• _Exercise description_
Give back only one number: how many lines in the data below contain the word "shape".

--- Provided data ---

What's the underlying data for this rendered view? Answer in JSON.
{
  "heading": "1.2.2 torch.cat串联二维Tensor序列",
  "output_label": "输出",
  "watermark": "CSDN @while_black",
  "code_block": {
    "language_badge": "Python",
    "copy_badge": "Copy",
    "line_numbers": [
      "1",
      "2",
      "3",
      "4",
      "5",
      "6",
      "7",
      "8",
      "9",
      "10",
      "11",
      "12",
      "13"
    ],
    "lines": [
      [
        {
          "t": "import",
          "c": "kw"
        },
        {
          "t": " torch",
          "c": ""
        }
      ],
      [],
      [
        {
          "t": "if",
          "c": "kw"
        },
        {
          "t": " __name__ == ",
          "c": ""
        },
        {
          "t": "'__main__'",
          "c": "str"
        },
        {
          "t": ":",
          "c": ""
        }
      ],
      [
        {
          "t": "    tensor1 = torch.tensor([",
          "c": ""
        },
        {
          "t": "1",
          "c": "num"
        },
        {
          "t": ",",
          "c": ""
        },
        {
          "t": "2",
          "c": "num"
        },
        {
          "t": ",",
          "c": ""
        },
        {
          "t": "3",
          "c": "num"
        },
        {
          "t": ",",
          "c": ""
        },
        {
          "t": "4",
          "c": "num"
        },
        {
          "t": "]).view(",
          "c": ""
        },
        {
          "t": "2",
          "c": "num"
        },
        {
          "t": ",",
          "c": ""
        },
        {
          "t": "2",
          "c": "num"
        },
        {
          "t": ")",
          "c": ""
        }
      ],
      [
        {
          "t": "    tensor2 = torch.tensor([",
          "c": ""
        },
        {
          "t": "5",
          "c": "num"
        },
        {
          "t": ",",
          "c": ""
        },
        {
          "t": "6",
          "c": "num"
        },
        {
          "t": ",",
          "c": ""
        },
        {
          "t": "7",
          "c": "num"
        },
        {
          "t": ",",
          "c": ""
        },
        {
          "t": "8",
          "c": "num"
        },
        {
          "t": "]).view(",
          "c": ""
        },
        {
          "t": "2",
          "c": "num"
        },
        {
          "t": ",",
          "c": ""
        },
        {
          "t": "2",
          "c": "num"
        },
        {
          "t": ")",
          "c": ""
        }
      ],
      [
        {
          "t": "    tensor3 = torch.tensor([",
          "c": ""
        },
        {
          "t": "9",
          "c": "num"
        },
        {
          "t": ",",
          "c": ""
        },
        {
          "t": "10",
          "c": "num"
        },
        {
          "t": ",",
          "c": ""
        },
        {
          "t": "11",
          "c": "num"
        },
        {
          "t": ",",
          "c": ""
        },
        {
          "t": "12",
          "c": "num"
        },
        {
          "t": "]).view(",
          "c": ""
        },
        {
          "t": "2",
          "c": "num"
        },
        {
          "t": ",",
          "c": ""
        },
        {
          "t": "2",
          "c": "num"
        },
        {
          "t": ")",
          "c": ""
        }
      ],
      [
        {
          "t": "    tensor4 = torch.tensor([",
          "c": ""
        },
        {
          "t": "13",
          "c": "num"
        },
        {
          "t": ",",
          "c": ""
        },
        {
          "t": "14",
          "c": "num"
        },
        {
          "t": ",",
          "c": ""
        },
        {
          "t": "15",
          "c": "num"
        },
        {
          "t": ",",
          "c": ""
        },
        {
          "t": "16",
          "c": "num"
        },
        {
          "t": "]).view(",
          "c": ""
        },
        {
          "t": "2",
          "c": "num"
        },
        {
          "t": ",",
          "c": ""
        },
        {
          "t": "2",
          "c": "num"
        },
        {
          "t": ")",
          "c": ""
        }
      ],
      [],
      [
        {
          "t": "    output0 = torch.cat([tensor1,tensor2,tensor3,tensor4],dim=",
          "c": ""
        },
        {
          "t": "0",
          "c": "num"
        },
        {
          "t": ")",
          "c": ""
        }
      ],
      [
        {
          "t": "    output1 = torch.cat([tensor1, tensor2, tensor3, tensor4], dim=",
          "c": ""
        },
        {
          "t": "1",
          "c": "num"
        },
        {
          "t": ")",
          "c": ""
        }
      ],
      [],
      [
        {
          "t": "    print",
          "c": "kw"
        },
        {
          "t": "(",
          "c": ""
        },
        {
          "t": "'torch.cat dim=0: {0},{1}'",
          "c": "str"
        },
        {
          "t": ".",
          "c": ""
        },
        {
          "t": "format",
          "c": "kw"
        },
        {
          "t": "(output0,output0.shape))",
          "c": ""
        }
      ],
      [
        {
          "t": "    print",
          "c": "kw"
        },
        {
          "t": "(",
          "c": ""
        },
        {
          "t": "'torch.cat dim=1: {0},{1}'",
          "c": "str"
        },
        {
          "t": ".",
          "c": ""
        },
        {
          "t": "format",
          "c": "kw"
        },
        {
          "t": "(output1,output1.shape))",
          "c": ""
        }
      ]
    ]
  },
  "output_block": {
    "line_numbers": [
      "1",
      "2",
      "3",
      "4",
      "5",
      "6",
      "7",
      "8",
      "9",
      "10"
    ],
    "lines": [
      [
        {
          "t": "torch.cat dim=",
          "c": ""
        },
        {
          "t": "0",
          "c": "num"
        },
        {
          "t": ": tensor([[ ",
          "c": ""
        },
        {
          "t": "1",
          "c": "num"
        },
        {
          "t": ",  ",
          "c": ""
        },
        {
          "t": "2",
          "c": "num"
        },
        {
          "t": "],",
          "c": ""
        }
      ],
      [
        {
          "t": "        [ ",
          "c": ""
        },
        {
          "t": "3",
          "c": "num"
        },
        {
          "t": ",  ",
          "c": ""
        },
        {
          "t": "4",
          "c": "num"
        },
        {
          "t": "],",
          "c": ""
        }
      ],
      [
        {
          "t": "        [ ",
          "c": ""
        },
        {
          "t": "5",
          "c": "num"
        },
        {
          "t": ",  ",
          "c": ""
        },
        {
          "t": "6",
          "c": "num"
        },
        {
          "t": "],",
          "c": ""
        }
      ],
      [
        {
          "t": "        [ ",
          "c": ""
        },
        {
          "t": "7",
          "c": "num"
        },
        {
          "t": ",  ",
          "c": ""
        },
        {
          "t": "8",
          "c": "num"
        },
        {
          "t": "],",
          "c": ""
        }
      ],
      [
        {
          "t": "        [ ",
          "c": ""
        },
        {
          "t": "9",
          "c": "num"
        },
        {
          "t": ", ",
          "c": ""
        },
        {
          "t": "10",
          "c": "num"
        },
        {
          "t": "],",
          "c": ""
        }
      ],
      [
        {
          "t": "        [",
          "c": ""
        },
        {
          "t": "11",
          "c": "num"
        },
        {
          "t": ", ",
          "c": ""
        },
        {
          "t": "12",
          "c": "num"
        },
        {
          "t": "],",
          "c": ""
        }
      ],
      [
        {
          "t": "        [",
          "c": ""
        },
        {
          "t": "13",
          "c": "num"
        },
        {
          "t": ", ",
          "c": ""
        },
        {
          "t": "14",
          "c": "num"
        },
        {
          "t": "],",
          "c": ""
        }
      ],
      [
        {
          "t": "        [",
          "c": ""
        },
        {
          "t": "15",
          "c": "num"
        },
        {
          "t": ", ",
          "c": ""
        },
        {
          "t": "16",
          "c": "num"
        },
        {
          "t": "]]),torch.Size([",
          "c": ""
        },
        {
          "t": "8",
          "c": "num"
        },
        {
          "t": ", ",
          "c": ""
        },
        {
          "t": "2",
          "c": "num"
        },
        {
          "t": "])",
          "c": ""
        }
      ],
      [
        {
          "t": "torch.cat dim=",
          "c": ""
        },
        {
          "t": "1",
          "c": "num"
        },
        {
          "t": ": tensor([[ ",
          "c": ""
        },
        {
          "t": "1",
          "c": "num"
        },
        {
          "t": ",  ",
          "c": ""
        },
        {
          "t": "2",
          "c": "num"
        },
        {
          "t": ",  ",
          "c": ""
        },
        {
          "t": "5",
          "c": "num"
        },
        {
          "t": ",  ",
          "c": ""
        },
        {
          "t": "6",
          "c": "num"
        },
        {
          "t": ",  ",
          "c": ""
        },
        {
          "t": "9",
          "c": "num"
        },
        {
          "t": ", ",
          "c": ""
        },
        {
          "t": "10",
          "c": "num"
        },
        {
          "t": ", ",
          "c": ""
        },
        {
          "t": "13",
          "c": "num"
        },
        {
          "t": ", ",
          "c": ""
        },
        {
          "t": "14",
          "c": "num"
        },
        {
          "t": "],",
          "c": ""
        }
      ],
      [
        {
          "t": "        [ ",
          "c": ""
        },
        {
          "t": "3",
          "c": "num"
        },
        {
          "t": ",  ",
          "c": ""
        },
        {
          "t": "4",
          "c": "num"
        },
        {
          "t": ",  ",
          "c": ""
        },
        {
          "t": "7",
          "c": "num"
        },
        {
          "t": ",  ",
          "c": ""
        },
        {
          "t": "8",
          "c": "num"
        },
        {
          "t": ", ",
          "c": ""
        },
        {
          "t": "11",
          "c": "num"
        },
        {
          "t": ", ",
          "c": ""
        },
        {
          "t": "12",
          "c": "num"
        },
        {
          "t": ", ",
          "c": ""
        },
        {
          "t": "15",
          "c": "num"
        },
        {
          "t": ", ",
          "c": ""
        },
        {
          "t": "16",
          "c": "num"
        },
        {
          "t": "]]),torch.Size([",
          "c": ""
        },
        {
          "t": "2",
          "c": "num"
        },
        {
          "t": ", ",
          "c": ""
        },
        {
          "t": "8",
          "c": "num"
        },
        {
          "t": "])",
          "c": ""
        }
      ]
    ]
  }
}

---

• _Written response_
2